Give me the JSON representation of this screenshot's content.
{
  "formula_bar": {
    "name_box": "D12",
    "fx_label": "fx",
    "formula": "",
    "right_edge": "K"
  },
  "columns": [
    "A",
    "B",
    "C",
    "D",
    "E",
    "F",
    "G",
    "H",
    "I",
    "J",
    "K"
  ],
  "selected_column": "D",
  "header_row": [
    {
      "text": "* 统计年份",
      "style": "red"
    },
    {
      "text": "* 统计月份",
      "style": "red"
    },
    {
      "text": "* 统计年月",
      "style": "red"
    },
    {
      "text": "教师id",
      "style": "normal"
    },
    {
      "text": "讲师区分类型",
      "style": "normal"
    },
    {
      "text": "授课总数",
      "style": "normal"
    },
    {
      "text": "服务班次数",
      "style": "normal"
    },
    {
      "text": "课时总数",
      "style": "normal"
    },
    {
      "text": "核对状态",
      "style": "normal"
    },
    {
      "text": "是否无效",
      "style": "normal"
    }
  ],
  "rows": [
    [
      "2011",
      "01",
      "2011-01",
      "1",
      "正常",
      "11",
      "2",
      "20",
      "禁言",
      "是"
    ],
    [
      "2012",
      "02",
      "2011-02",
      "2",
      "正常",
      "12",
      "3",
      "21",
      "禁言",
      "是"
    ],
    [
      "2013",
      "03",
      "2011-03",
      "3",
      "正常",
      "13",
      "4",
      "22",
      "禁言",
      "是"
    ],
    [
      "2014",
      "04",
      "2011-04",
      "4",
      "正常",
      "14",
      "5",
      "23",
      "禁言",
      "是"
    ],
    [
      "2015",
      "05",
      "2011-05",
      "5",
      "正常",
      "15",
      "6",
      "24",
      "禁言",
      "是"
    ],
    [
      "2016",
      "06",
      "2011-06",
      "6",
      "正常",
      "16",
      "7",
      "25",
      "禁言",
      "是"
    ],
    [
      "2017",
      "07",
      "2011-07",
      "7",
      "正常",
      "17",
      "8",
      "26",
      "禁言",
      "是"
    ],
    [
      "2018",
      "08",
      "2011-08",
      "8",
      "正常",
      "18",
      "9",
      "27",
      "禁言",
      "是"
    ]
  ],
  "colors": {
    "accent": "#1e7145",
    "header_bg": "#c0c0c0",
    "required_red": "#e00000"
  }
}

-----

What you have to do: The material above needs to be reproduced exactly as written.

Expected output:
Give me the JSON representation of this screenshot's content.
{
  "formula_bar": {
    "name_box": "D12",
    "fx_label": "fx",
    "formula": "",
    "right_edge": "K"
  },
  "columns": [
    "A",
    "B",
    "C",
    "D",
    "E",
    "F",
    "G",
    "H",
    "I",
    "J",
    "K"
  ],
  "selected_column": "D",
  "header_row": [
    {
      "text": "* 统计年份",
      "style": "red"
    },
    {
      "text": "* 统计月份",
      "style": "red"
    },
    {
      "text": "* 统计年月",
      "style": "red"
    },
    {
      "text": "教师id",
      "style": "normal"
    },
    {
      "text": "讲师区分类型",
      "style": "normal"
    },
    {
      "text": "授课总数",
      "style": "normal"
    },
    {
      "text": "服务班次数",
      "style": "normal"
    },
    {
      "text": "课时总数",
      "style": "normal"
    },
    {
      "text": "核对状态",
      "style": "normal"
    },
    {
      "text": "是否无效",
      "style": "normal"
    }
  ],
  "rows": [
    [
      "2011",
      "01",
      "2011-01",
      "1",
      "正常",
      "11",
      "2",
      "20",
      "禁言",
      "是"
    ],
    [
      "2012",
      "02",
      "2011-02",
      "2",
      "正常",
      "12",
      "3",
      "21",
      "禁言",
      "是"
    ],
    [
      "2013",
      "03",
      "2011-03",
      "3",
      "正常",
      "13",
      "4",
      "22",
      "禁言",
      "是"
    ],
    [
      "2014",
      "04",
      "2011-04",
      "4",
      "正常",
      "14",
      "5",
      "23",
      "禁言",
      "是"
    ],
    [
      "2015",
      "05",
      "2011-05",
      "5",
      "正常",
      "15",
      "6",
      "24",
      "禁言",
      "是"
    ],
    [
      "2016",
      "06",
      "2011-06",
      "6",
      "正常",
      "16",
      "7",
      "25",
      "禁言",
      "是"
    ],
    [
      "2017",
      "07",
      "2011-07",
      "7",
      "正常",
      "17",
      "8",
      "26",
      "禁言",
      "是"
    ],
    [
      "2018",
      "08",
      "2011-08",
      "8",
      "正常",
      "18",
      "9",
      "27",
      "禁言",
      "是"
    ]
  ],
  "colors": {
    "accent": "#1e7145",
    "header_bg": "#c0c0c0",
    "required_red": "#e00000"
  }
}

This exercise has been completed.